    Where can I find out more information?

    Find out more information about the Transforming Cities Fund programme at (External link)

    How can I have my say on schemes in my area?

    Public consultation and engagement activities are scheduled to take place in 2021. Details of the TCF consultations can be found at  You can get in touch with the Combined Authority’s Consultation and Engagement team via (External link), 0113 245 7676 or Freepost CONSULTATION TEAM (WYCA). Please note that, due to the COVID-19 crisis, the majority of the Combined Authority’s staff are working from home and there will therefore be significant delays in receiving any postal contributions. If you can, please contact the team using another method to ensure a quick response.

    How was the bid developed?

    The bid was led by the West Yorkshire Combined Authority in partnership with the 10 local authorities across the Leeds City Region. It was developed in two stages, with a Strategic Outline Business Case (SOBC) submitted to the DfT in June 2019. The final bid was submitted to the DfT in November 2019. The bid documents can be found at (External link)

    Who was the bid developed with?

    The bid was developed in partnership with local authorities across the Leeds City Region, including Bradford, Calderdale, Craven, Harrogate, Kirklees, Leeds, North Yorkshire, Selby, Wakefield and York. The bid was also co-developed with the DfT, which provided feedback on the plans as they emerged.  In line with other Mayoral Combined Authorities, we are required to feedback on the progress of the programme’s delivery.

    How were decisions made around which schemes to include in the bid?

    The programme is focused on connecting people in the communities of greatest economic need with job and training opportunities.  This will, in turn, help boost productivity, living standards and air quality.

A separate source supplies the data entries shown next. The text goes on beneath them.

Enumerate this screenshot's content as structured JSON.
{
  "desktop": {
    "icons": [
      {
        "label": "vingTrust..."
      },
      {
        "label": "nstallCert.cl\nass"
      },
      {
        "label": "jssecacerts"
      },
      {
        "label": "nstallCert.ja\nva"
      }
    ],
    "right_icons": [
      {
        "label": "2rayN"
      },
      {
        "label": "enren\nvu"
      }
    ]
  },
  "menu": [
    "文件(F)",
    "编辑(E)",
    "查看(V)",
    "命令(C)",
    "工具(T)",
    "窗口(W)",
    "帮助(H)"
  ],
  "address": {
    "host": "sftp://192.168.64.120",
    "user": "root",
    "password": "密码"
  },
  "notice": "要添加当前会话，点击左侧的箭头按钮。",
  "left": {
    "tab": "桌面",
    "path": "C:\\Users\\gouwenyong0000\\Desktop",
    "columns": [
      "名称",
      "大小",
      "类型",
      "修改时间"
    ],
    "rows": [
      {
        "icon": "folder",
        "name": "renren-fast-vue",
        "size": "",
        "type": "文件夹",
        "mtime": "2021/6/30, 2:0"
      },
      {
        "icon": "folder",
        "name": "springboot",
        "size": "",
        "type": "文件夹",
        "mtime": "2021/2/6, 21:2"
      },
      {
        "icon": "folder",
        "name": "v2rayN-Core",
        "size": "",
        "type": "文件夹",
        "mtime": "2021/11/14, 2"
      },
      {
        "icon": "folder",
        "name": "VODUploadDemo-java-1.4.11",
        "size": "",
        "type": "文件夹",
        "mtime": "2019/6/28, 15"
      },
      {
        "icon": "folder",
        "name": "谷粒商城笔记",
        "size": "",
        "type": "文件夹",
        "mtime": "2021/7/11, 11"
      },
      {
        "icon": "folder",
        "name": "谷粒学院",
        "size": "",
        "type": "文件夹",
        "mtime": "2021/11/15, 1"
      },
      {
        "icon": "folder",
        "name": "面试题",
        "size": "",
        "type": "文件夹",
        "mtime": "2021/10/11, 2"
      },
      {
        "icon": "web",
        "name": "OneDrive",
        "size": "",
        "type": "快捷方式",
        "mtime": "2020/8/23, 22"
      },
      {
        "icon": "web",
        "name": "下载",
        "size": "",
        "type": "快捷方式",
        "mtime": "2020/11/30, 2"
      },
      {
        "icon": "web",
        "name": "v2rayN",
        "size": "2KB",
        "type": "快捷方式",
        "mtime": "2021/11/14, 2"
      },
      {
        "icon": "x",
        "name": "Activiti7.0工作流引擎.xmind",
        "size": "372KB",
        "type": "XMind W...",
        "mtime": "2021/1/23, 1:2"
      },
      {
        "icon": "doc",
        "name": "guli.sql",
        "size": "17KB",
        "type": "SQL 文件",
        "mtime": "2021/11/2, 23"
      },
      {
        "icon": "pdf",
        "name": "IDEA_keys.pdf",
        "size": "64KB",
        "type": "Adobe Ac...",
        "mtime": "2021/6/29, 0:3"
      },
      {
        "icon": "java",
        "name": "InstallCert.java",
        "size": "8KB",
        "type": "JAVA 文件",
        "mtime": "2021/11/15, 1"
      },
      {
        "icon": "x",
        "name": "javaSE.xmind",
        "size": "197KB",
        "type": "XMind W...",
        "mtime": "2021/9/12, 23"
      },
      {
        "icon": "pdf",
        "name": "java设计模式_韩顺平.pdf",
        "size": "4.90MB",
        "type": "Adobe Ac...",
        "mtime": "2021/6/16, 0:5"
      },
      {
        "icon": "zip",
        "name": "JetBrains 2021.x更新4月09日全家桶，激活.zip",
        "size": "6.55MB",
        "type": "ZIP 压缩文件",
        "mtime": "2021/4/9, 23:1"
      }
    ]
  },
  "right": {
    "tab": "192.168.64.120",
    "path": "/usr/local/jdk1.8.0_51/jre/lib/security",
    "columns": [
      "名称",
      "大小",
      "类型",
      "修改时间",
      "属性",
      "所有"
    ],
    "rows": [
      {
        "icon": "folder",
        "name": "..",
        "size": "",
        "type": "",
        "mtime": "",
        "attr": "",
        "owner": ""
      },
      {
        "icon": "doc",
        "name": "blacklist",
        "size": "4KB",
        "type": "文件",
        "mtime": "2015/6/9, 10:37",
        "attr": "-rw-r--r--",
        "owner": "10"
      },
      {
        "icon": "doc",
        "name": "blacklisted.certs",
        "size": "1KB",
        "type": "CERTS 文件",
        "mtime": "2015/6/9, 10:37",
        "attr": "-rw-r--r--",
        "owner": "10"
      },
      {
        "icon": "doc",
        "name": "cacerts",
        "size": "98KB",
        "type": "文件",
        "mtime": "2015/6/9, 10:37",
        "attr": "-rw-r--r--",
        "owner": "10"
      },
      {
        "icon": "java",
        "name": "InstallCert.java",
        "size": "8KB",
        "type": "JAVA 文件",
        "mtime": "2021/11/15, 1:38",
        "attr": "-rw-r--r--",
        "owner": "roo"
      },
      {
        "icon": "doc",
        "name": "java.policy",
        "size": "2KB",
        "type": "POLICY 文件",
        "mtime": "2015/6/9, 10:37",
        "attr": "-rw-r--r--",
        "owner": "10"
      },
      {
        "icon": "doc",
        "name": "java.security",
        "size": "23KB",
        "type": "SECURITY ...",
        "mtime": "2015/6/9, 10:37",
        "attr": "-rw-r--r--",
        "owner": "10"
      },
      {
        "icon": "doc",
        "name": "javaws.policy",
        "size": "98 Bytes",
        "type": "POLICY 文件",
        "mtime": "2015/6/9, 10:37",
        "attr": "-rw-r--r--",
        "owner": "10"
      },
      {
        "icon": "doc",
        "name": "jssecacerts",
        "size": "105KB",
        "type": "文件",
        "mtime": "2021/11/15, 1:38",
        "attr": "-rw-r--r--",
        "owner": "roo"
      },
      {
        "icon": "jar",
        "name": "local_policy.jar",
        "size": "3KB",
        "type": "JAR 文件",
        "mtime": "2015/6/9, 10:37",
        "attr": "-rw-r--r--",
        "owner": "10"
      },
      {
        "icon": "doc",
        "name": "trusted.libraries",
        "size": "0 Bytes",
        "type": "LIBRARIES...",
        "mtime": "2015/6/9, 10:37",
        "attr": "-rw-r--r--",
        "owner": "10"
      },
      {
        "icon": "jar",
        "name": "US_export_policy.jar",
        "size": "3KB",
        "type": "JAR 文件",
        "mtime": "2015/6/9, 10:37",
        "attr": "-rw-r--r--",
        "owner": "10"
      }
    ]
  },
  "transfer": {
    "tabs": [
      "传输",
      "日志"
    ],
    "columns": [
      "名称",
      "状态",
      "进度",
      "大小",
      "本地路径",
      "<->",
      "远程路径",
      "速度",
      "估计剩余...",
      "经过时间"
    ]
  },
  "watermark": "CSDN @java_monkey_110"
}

As part of the bidding process, the Combined Authority was asked to develop a series of schemes, which could be delivered under three different cost scenarios (low, core and high).   Each scheme needed to meet the Combined Authority’s priorities, as well as objectives set out by the DfT, such as reducing carbon emissions, and increasing capacity for commuters with better access to employment centres, especially from disadvantaged communities. Schemes put forward by local authorities were scored against the objectives before being reviewed as a programme.   Once agreement had been reached between local authority and Combined Authority officers, the programme was signed off by each of the leaders, as well as members of the Combined Authority’s Transport Committee.